_Goal of the exercise_
Go through the records and show each line where the word "title" occurs.

(Web page and app entries)
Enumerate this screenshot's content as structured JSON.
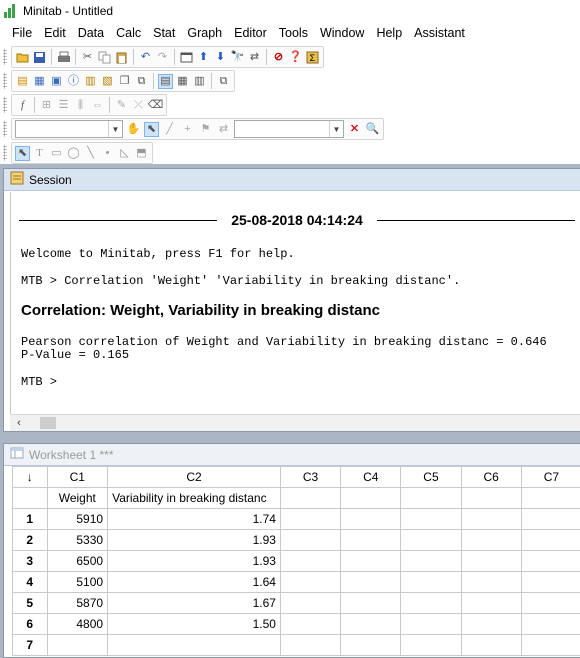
{
  "window": {
    "title": "Minitab - Untitled"
  },
  "menu": [
    "File",
    "Edit",
    "Data",
    "Calc",
    "Stat",
    "Graph",
    "Editor",
    "Tools",
    "Window",
    "Help",
    "Assistant"
  ],
  "session": {
    "title": "Session",
    "datetime": "25-08-2018 04:14:24",
    "welcome": "Welcome to Minitab, press F1 for help.",
    "command": "MTB > Correlation 'Weight' 'Variability in breaking distanc'.",
    "heading": "Correlation: Weight, Variability in breaking distanc",
    "pearson": "Pearson correlation of Weight and Variability in breaking distanc = 0.646",
    "pvalue": "P-Value = 0.165",
    "prompt": "MTB >"
  },
  "worksheet": {
    "title": "Worksheet 1 ***",
    "corner": "↓",
    "columns": [
      "C1",
      "C2",
      "C3",
      "C4",
      "C5",
      "C6",
      "C7"
    ],
    "names": [
      "Weight",
      "Variability in breaking distanc",
      "",
      "",
      "",
      "",
      ""
    ],
    "rows": [
      {
        "n": "1",
        "c1": "5910",
        "c2": "1.74"
      },
      {
        "n": "2",
        "c1": "5330",
        "c2": "1.93"
      },
      {
        "n": "3",
        "c1": "6500",
        "c2": "1.93"
      },
      {
        "n": "4",
        "c1": "5100",
        "c2": "1.64"
      },
      {
        "n": "5",
        "c1": "5870",
        "c2": "1.67"
      },
      {
        "n": "6",
        "c1": "4800",
        "c2": "1.50"
      },
      {
        "n": "7",
        "c1": "",
        "c2": ""
      }
    ]
  },
  "icons": {
    "scroll_left": "‹"
  }
}
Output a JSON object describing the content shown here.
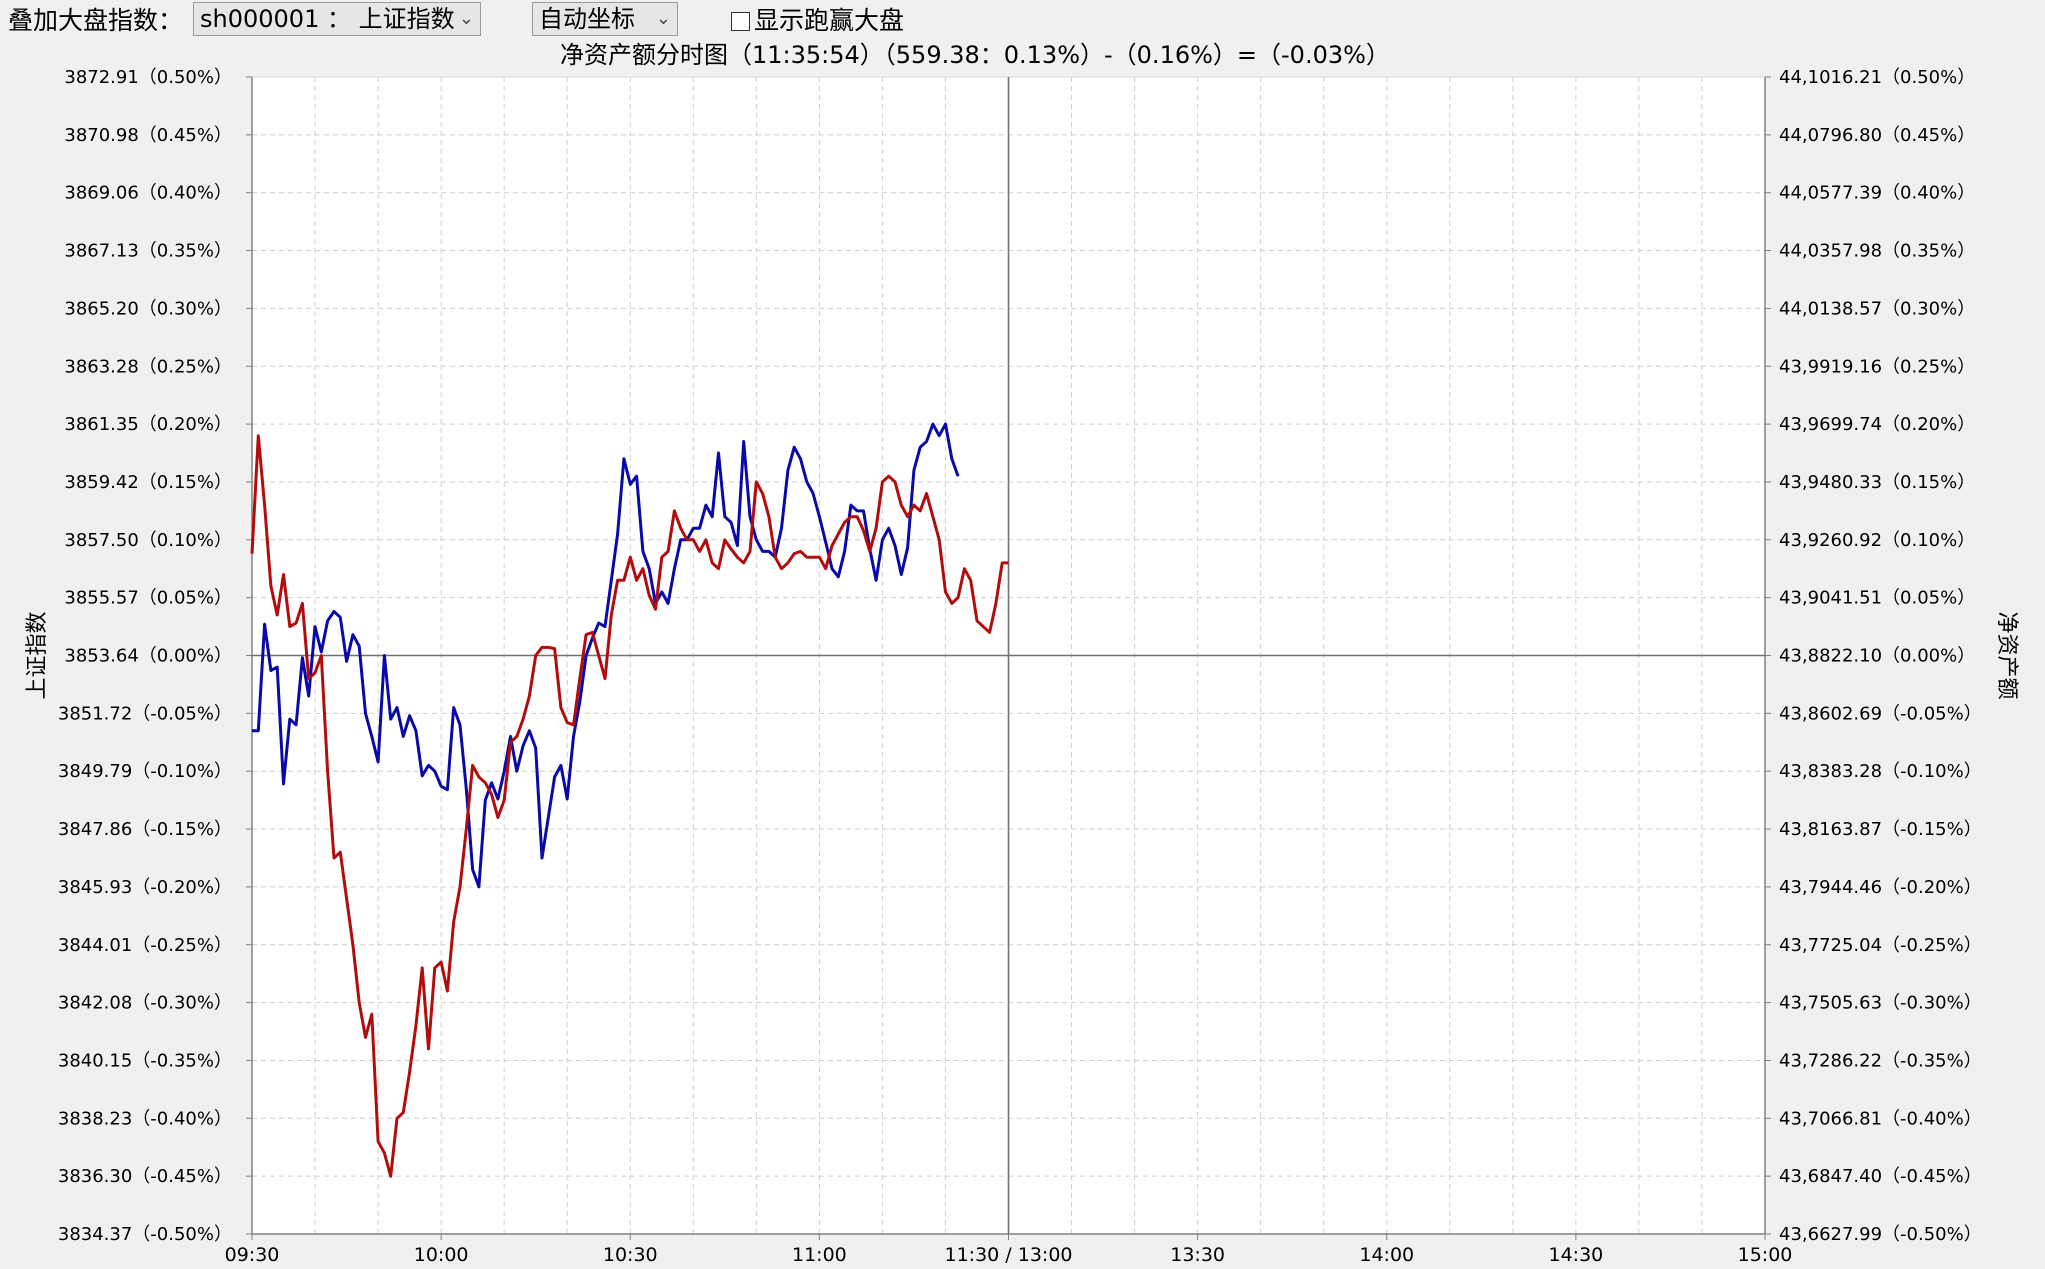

_Response to the task_
    "title": "Minitab - Untitled"
    "title": "Session",
    "title": "Worksheet 1 ***",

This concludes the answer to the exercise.